Bill Gates: I had dinners with him. I regret doing that. He had relationships with people he said would give to global health, which is an interest I have. Not nearly enough philanthropy goes in that direction. Those meetings were a mistake, they didn’t result in what he purported, and I cut them off. That goes back a long time ago now, so there’s nothing new on that.
Judy Woodruff: It was reported that you continued to meet with him over several years and that, in other words, a number of meetings. What did you do when you found out about his background?
Bill Gates: Well, I’ve said, I regretted having those dinners. There’s absolutely nothing new on that.
Judy Woodruff: Is there a lesson for you? For anyone else looking at this?
Bill Gates: Well, he’s dead, so in general you always have to be careful. I’m very proud of what we’ve done in philanthropy, very proud of the work of the Foundation. That’s what I get up every day and focus on.
Judy Woodruff: And so for people watching who wonder about the future of the Gates Foundation, what’s your message?
Bill Gates: Well, I’m extremely lucky that with the help of Melinda and the incredible generosity of Warren Buffet, we’re able to take these important causes and bring innovation to bear. We were funding mRNA vaccines when it was still viewed as something that would never work. Now that’s turned into a source of some of the very best vaccines. We have great hopes to use that technology for an HIV vaccine. Our work has reduced childhood death rates quite dramatically over the last 20 years. This is my second career. We’ve hired great people, we’ve made some progress. The visibility of the inequity here isn’t as high as it should be. Maybe one small benefit of the pandemic is people realize how weak these health systems are and how diseases like Malaria and Polio are still out there and incredible tragedies. So I’m very lucky to be involved in this work, it’s gone way better than I expected. This will be the focus for the rest of my life.

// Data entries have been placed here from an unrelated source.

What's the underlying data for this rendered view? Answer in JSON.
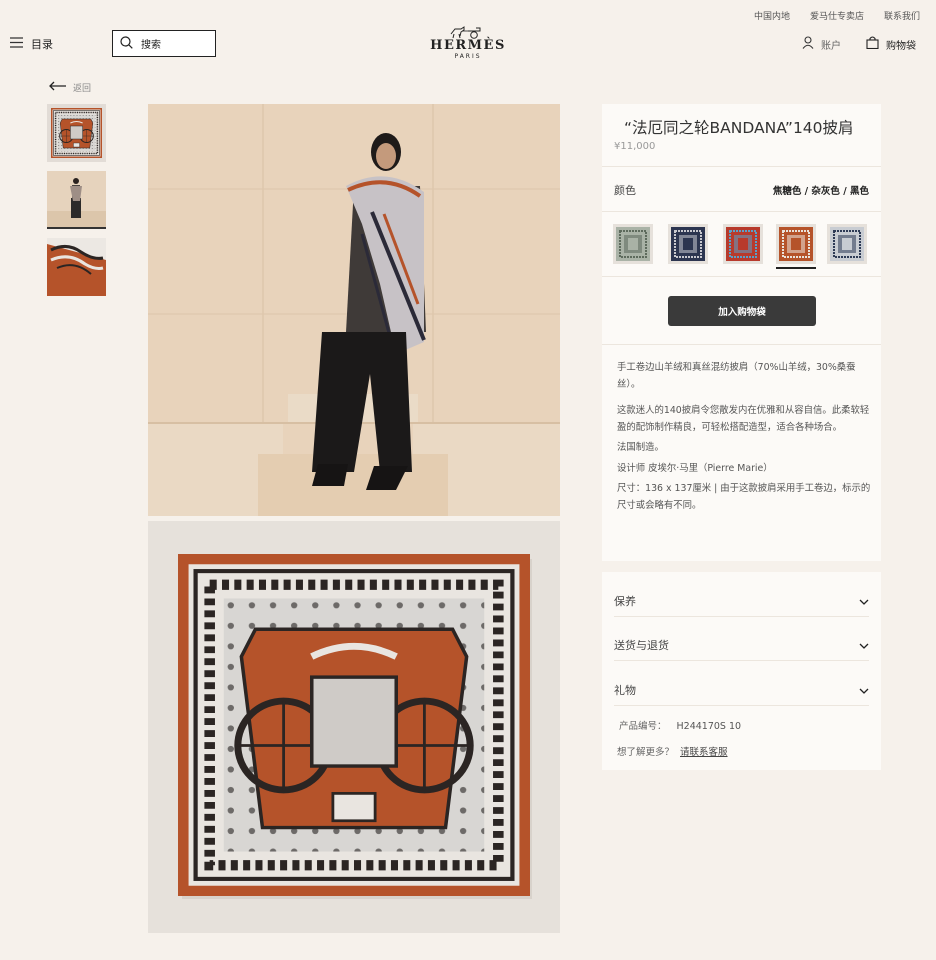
{
  "topbar": {
    "links": [
      "中国内地",
      "爱马仕专卖店",
      "联系我们"
    ]
  },
  "header": {
    "menu_label": "目录",
    "search_placeholder": "搜索",
    "logo_word": "HERMÈS",
    "logo_sub": "PARIS",
    "account_label": "账户",
    "bag_label": "购物袋"
  },
  "nav": {
    "back_label": "返回"
  },
  "product": {
    "title": "“法厄同之轮BANDANA”140披肩",
    "price": "¥11,000",
    "color_label": "颜色",
    "color_value": "焦糖色 / 杂灰色 / 黑色",
    "swatches": [
      {
        "name": "sage",
        "color": "#a9b2a6",
        "accent": "#5d6a5c"
      },
      {
        "name": "navy",
        "color": "#2c3550",
        "accent": "#c9c9cf"
      },
      {
        "name": "red-blue",
        "color": "#b83a2c",
        "accent": "#5aa0c8"
      },
      {
        "name": "caramel",
        "color": "#b5532a",
        "accent": "#e9e3dc"
      },
      {
        "name": "grey",
        "color": "#c8ccd2",
        "accent": "#2d3a55"
      }
    ],
    "selected_swatch": 3,
    "add_to_bag_label": "加入购物袋",
    "description": [
      "手工卷边山羊绒和真丝混纺披肩（70%山羊绒，30%桑蚕丝）。",
      "这款迷人的140披肩令您散发内在优雅和从容自信。此柔软轻盈的配饰制作精良，可轻松搭配造型，适合各种场合。",
      "法国制造。",
      "设计师 皮埃尔·马里（Pierre Marie）",
      "尺寸：136 x 137厘米 | 由于这款披肩采用手工卷边，标示的尺寸或会略有不同。"
    ]
  },
  "details": {
    "accordions": [
      "保养",
      "送货与退货",
      "礼物"
    ],
    "ref_label": "产品编号：",
    "ref_value": "H244170S 10",
    "help_text": "想了解更多？",
    "contact_link": "请联系客服"
  },
  "colors": {
    "background": "#f6f1eb",
    "panel": "#fcfaf7",
    "button": "#3a3a3a",
    "scarf_caramel": "#b5532a"
  }
}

Judy Woodruff: Bill Gates, we thank you very much for talking with us.
Bill Gates: Thank you.